  21. Reijnhoudt, L., Costas, R., Noyons, E., Borner, K., & Scharnhorst, A. (2013). “Seed + Expand”: A validated methodology for creating high quality publication oeuvres of individual researchers. arXiv preprint arXiv:1301.5177.Google Scholar
  22. Schreiber, M. (2008). A modification of the h-index: The hm-index accounts for multi-authored manuscripts. Journal of Informetrics, 2(3), 211–216.CrossRefMathSciNetGoogle Scholar
  23. Smalheiser, N. R., & Torvik, V. I. (2009). Author name disambiguation. In B. Cronin (Ed.), Annual review of information science and technology (Vol. 43, pp. 287–313). Medford, NJ: ASIST and Information Today.Google Scholar
  24. Torvik, V. I., Weeber, M., Swanson, D. R., & Smalheiser, N. R. (2005). Probabilistic similarity metric for Medline records: A model for author name disambiguation. Journal of the American Society for Information Science and Technology, 56(2), 140–158.CrossRefGoogle Scholar
  25. Wang, J., Berzins, K., Hicks, D., Melkers, J., Xiao, F., & Pinheiro, D. (2012). A boosted-trees method for name disambiguation. Scientometrics, 93(2), 391–411.CrossRefGoogle Scholar
  26. Wooding, S., Wilcox-Jay, K., Lewison, G., & Grant, J. (2006). Co-author inclusion: A novel recursive algorithmic method for dealing with homonyms in bibliometric analysis. Scientometrics, 66(1), 11–21.CrossRefGoogle Scholar
  27. Zhang, C. T. (2009). The e-index, complementing the h-index for excess citations. PLoS One, 5(5), e5429.CrossRefGoogle Scholar
  28. Zuckerman, H. A. (1977). Scientific elite: Nobel laureates in the United States.

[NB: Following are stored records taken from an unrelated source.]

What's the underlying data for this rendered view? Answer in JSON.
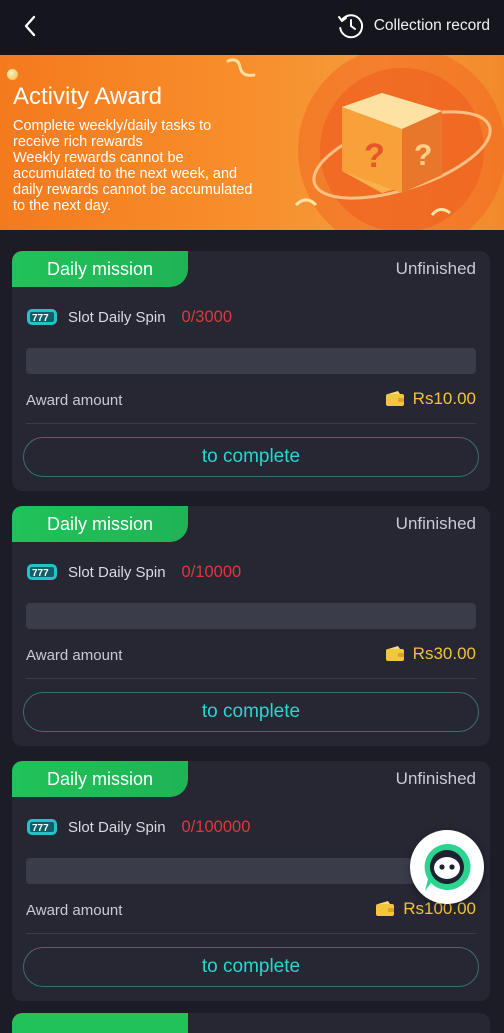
{
  "header": {
    "collection_record_label": "Collection record"
  },
  "banner": {
    "title": "Activity Award",
    "description_line1": "Complete weekly/daily tasks to",
    "description_line2": "receive rich rewards",
    "description_line3": "Weekly rewards cannot be",
    "description_line4": "accumulated to the next week, and",
    "description_line5": "daily rewards cannot be accumulated",
    "description_line6": "to the next day."
  },
  "missions": [
    {
      "tag": "Daily mission",
      "status": "Unfinished",
      "task_name": "Slot Daily Spin",
      "progress_text": "0/3000",
      "progress_fraction": 0,
      "award_label": "Award amount",
      "award_value": "Rs10.00",
      "button_label": "to complete"
    },
    {
      "tag": "Daily mission",
      "status": "Unfinished",
      "task_name": "Slot Daily Spin",
      "progress_text": "0/10000",
      "progress_fraction": 0,
      "award_label": "Award amount",
      "award_value": "Rs30.00",
      "button_label": "to complete"
    },
    {
      "tag": "Daily mission",
      "status": "Unfinished",
      "task_name": "Slot Daily Spin",
      "progress_text": "0/100000",
      "progress_fraction": 0,
      "award_label": "Award amount",
      "award_value": "Rs100.00",
      "button_label": "to complete"
    }
  ],
  "icons": {
    "back": "chevron-left-icon",
    "record": "history-clock-icon",
    "slot": "slot-777-icon",
    "wallet": "wallet-icon",
    "chat": "chat-bot-icon"
  },
  "colors": {
    "background": "#1b1c26",
    "card": "#262733",
    "mission_tag": "#21c25a",
    "progress_text": "#e0373c",
    "award_value": "#f2c23a",
    "button_text": "#27d6d0",
    "banner": "#f47a1e"
  }
}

New York, NY: Free Press.Google Scholar

Copyright information

© Springer International Publishing Switzerland 2014

Authors and Affiliations

  1. 1.École de bibliothéconomie et des sciences de l’informationUniversité de MontréalMontréalCanada
  2. 2.Observatoire des sciences et des technologies (OST), Centre interuniversitaire de recherche sur la science et la technologie (CIRST)Université du Québec à MontréalMontréalCanada

Personalised recommendations